Last week, the Food and Drug Administration (FDA) announced its intent to regulate lab-grown meat—a declaration that provides some clues about how the federal government will treat a new technology that upends some notions about food and agriculture. In some ways, it’s unremarkable that lab-grown meat would fall under FDA’s purview. It’s the federal agency that’s already in charge of ensuring the safety of most foods, from Hot Pockets to baby carrots and coconut water. What is surprising, though, is FDA’s signaling that it wants domain over a meat product. That’s always been the responsibility of the United States Department of Agriculture (USDA). In theory, USDA regulates meat, poultry, and most “egg products,” like pourable egg whites, and FDA regulates everything else. In practice, the relationship between the two agencies is byzantine. A jurisdictional disagreement over mislabeled egg rolls led to a protracted regulatory standoff last year; FDA is responsible for closed-faced sandwiches, while USDA regulates their open-faced counterparts. This announcement suggests more confusion. While USDA will continue to regulate meat from animals, FDA wants to oversee cell-cultured meat grown in labs.
The Chief Agricultural Negotiator in the Office of the United States Trade Representative Gregg Doud was also at the World Pork Expo, he says there will be consequences before a deal is struck. "There is, or will be, retaliation against U.S. agricultural exports because of what we're doing in other areas unrelated to agriculture. That retaliation is going to be somewhere in the neighborhood, depending on how you slice it and dice it, over $20 billion of our $140 billion in ag exports."
The odds for a farm bill in 2018 have improved considerably. On Wednesday the Senate Ag Committee moved its version of a farm bill with a strong bipartisan vote (20 to 1). House leadership is attempting to resolve the immigration issue that contributed to the House Ag Committee's farm bill defeat on the floor. This may pave the way for a House vote reconsidering the farm bill, but success remains uncertain. Among the issues that could present hurdles to completing a farm bill, one has gained particular attention thanks to a recent public dispute that was punctuated by Senator Grassley's (R-IA) lone vote against the farm bill in the Senate Ag Committee: eligibility requirements for, and limits on, farm program payments. This seemingly esoteric issue is traditionally one of the toughest to sort out in a farm bill debate. It tends to have particular resonance on the House and Senate floors where perspectives outside of the agricultural sector weigh heaviest. It is often one of the final matters resolved in conference. As the farm bill moves to the Senate floor and the House possibly moves to reconsider its version, this article reviews this particular issue further with some historical background, the specific changes proposed and some political context.

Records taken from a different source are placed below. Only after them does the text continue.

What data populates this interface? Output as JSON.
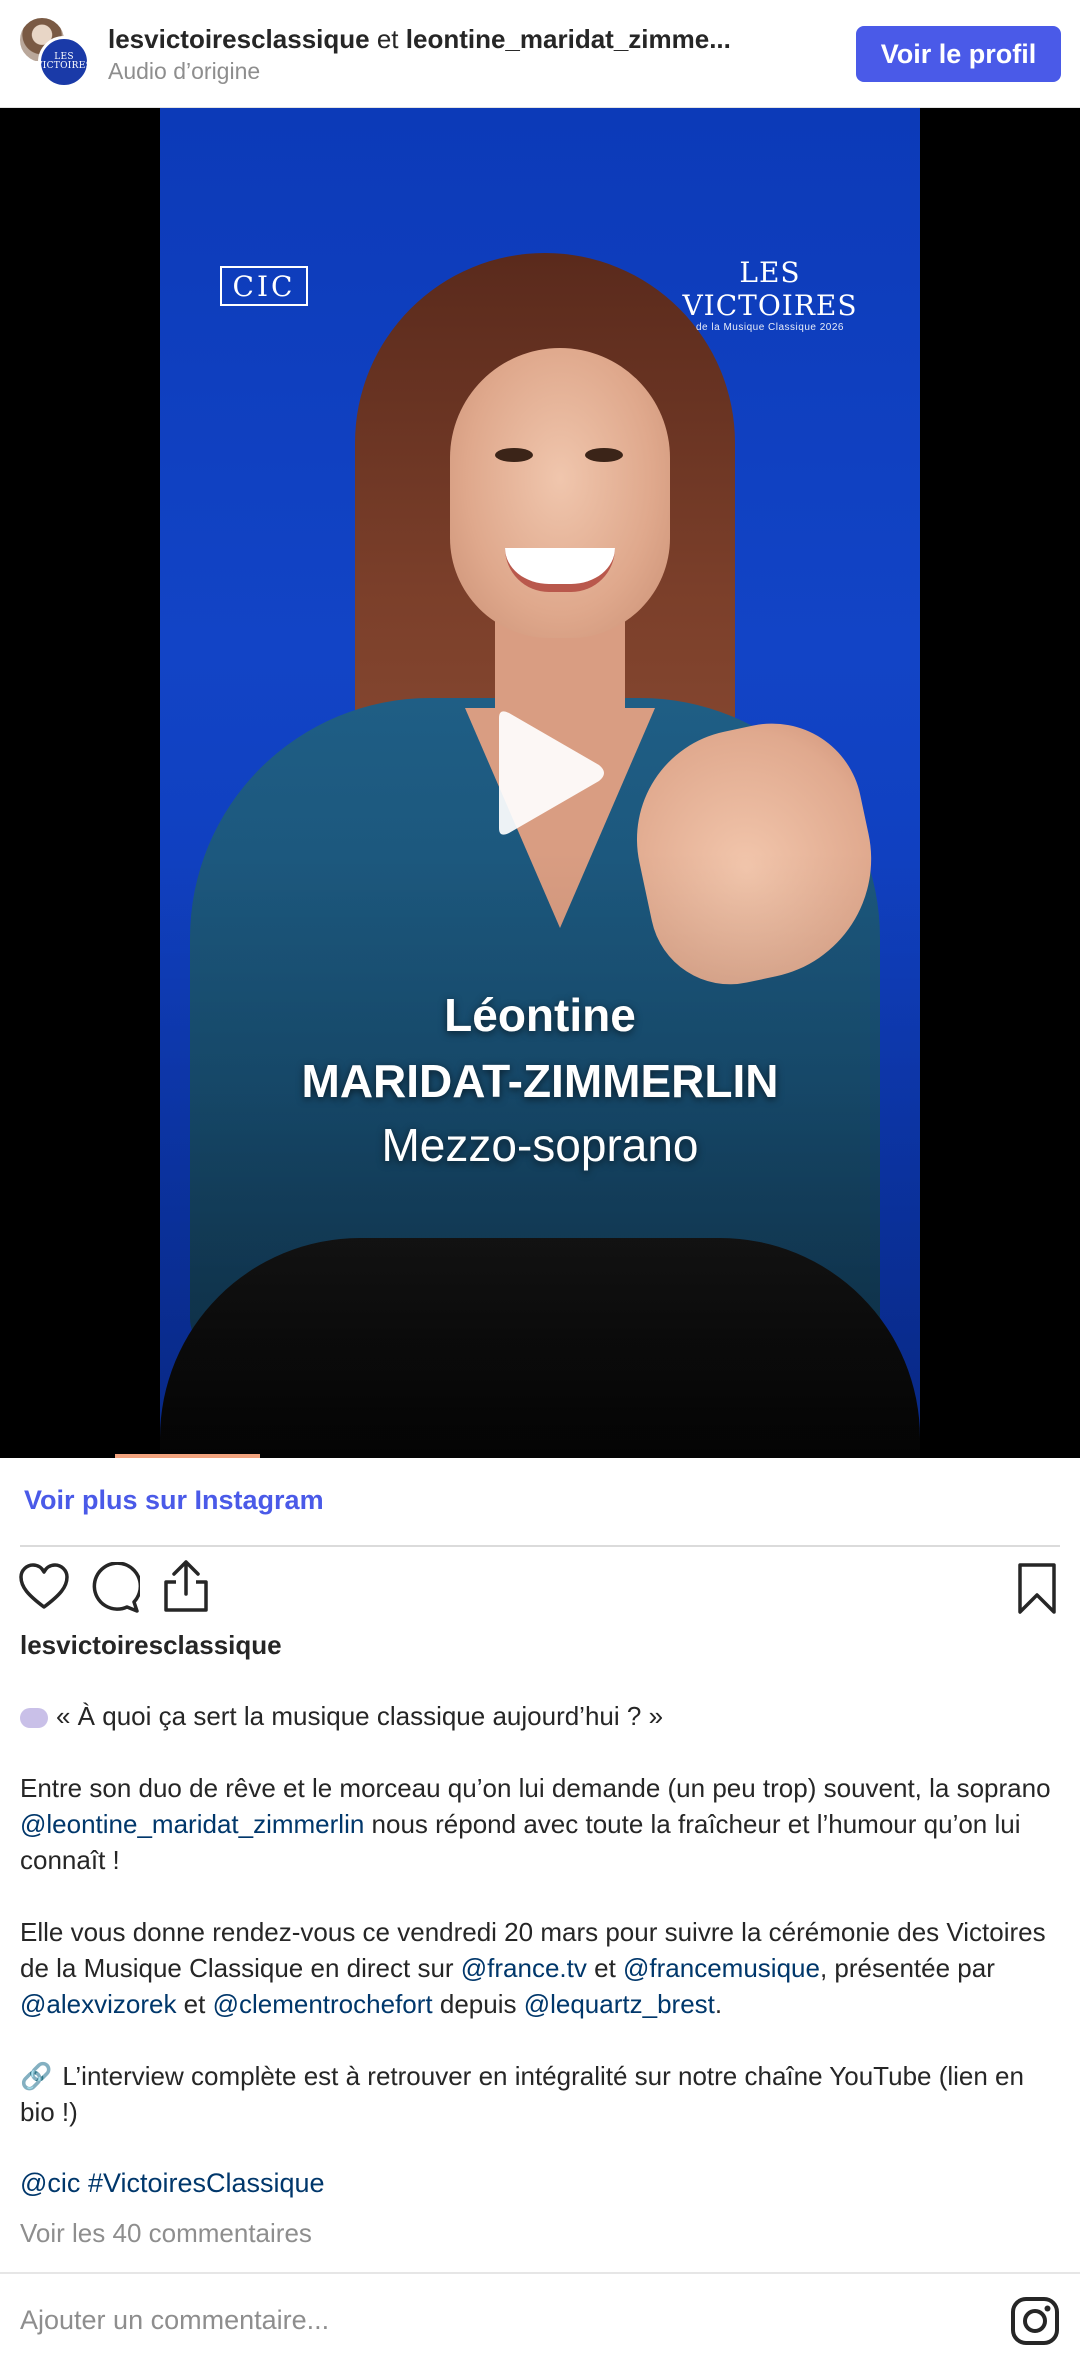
{
  "header": {
    "account_primary": "lesvictoiresclassique",
    "joiner": "et",
    "account_secondary": "leontine_maridat_zimme...",
    "audio_label": "Audio d’origine",
    "profile_button": "Voir le profil",
    "avatar_logo_text": "LES VICTOIRES"
  },
  "video": {
    "logo_left": "CIC",
    "logo_right_main": "LES VICTOIRES",
    "logo_right_sub": "de la Musique Classique 2026",
    "name_first": "Léontine",
    "name_last": "MARIDAT-ZIMMERLIN",
    "role": "Mezzo-soprano",
    "play_icon": "play-icon"
  },
  "links": {
    "more_on_instagram": "Voir plus sur Instagram"
  },
  "actions": {
    "like_icon": "heart-icon",
    "comment_icon": "comment-icon",
    "share_icon": "share-icon",
    "save_icon": "bookmark-icon"
  },
  "caption": {
    "username": "lesvictoiresclassique",
    "line1": "« À quoi ça sert la musique classique aujourd’hui ? »",
    "p2_a": "Entre son duo de rêve et le morceau qu’on lui demande (un peu trop) souvent, la soprano ",
    "p2_mention": "@leontine_maridat_zimmerlin",
    "p2_b": " nous répond avec toute la fraîcheur et l’humour qu’on lui connaît !",
    "p3_a": "Elle vous donne rendez-vous ce vendredi 20 mars pour suivre la cérémonie des Victoires de la Musique Classique en direct sur ",
    "p3_m1": "@france.tv",
    "p3_b": " et ",
    "p3_m2": "@francemusique",
    "p3_c": ", présentée par ",
    "p3_m3": "@alexvizorek",
    "p3_d": " et ",
    "p3_m4": "@clementrochefort",
    "p3_e": " depuis ",
    "p3_m5": "@lequartz_brest",
    "p3_f": ".",
    "p4": "L’interview complète est à retrouver en intégralité sur notre chaîne YouTube (lien en bio !)",
    "tag1": "@cic",
    "tag2": "#VictoiresClassique"
  },
  "comments": {
    "view_all": "Voir les 40 commentaires",
    "add_placeholder": "Ajouter un commentaire..."
  },
  "colors": {
    "accent": "#4a5ae8",
    "mention": "#00376b",
    "muted": "#8e8e8e",
    "video_bg": "#1244c6"
  }
}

The Food and Drug Administration has been flooded this month with sour comments about its plan to require honey, maple syrup and cranberry products to include “added sugars” on nutrition labels.Remarks from New England maple syrup makers have been particularly bitter. They say they don’t “add” sugar to their naturally sugary product. “The only thing the producers do is evaporate water from the sap of this liquid gold,” one commented.The FDA counters that consumers should know how much “added sugar” maple syrup adds to pancakes. Judging by the flavor of the 2,900 comments submitted online, the reasoning has not been persuasive. “You have to be kidding,” a woman remarked. “You think someone pouring pure 100 percent maple syrup from a jug onto a pile of pancakes doesn’t know they are adding sugar to their breakfast?”